* **EXERCISE REQUIREMENTS**:
Look through the lines below, find those with the word "icon", and copy them.

* **INPUT MATERIAL**:
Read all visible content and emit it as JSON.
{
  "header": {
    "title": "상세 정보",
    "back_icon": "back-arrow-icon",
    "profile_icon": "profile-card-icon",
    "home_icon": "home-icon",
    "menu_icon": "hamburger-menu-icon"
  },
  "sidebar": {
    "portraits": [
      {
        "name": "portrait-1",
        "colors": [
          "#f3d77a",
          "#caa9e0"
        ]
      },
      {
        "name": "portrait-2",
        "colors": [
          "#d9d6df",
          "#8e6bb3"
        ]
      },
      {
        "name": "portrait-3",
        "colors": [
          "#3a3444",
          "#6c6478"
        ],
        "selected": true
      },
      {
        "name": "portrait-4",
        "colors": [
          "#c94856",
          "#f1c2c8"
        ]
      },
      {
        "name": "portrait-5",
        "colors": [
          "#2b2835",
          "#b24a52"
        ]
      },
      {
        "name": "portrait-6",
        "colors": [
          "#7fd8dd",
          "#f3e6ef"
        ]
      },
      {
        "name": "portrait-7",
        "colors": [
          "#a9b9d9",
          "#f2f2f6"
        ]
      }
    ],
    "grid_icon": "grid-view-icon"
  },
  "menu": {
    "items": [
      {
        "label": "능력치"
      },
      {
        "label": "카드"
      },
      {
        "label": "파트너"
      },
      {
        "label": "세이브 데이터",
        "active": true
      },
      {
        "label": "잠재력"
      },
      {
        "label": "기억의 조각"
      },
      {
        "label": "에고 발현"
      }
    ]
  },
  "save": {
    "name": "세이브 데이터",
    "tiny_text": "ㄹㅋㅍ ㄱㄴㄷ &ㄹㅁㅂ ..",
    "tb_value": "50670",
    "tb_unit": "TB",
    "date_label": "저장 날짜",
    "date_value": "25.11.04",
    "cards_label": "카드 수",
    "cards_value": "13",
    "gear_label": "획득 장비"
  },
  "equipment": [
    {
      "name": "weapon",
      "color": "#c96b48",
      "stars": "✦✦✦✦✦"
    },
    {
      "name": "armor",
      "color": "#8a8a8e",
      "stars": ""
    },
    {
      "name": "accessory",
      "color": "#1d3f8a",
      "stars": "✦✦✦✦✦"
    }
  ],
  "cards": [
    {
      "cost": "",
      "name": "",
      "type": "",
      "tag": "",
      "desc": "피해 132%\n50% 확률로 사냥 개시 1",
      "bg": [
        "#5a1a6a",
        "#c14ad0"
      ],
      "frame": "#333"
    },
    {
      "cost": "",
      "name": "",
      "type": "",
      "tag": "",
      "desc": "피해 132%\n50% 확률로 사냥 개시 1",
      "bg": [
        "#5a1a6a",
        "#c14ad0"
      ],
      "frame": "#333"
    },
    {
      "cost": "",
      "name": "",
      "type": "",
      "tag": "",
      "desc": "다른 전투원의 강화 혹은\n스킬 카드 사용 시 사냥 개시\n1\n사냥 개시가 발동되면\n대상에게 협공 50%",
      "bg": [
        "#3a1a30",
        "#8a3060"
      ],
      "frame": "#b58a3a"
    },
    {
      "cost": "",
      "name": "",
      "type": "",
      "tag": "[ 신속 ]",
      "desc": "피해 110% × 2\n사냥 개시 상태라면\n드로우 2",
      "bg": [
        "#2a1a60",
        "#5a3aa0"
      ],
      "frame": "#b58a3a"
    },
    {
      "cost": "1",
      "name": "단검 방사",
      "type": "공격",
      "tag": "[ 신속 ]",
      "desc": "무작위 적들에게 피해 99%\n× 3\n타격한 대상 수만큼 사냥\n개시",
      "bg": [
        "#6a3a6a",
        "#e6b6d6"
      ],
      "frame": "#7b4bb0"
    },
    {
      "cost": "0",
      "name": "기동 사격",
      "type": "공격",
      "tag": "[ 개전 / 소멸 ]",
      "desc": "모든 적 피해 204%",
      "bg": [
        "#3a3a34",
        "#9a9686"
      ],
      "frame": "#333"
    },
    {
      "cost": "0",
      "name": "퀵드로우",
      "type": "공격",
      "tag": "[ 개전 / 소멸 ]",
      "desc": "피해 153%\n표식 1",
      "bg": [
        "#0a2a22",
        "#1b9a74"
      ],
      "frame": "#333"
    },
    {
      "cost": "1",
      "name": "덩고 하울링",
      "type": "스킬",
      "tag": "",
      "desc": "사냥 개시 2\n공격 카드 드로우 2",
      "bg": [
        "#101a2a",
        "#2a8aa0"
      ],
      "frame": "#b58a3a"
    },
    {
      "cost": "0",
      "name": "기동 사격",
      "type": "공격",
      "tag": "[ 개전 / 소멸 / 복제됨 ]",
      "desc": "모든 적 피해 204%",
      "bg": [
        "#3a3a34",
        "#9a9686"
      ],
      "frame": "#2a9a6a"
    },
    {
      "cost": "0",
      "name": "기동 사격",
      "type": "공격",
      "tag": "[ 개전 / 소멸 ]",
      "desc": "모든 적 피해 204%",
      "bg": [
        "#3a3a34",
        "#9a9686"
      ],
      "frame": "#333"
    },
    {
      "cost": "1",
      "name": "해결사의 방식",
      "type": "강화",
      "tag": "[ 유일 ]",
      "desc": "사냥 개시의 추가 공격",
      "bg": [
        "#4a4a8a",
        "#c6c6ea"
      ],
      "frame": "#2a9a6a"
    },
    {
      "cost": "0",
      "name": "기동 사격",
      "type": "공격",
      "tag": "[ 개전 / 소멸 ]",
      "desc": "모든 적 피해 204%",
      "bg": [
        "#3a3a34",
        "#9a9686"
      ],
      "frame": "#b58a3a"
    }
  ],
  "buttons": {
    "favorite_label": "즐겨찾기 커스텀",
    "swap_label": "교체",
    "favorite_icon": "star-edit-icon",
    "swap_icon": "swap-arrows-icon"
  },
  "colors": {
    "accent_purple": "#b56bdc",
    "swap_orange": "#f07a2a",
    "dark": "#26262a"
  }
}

* **SOLUTION**:
    "back_icon": "back-arrow-icon",
    "profile_icon": "profile-card-icon",
    "home_icon": "home-icon",
    "menu_icon": "hamburger-menu-icon"
    "grid_icon": "grid-view-icon"
    "favorite_icon": "star-edit-icon",
    "swap_icon": "swap-arrows-icon"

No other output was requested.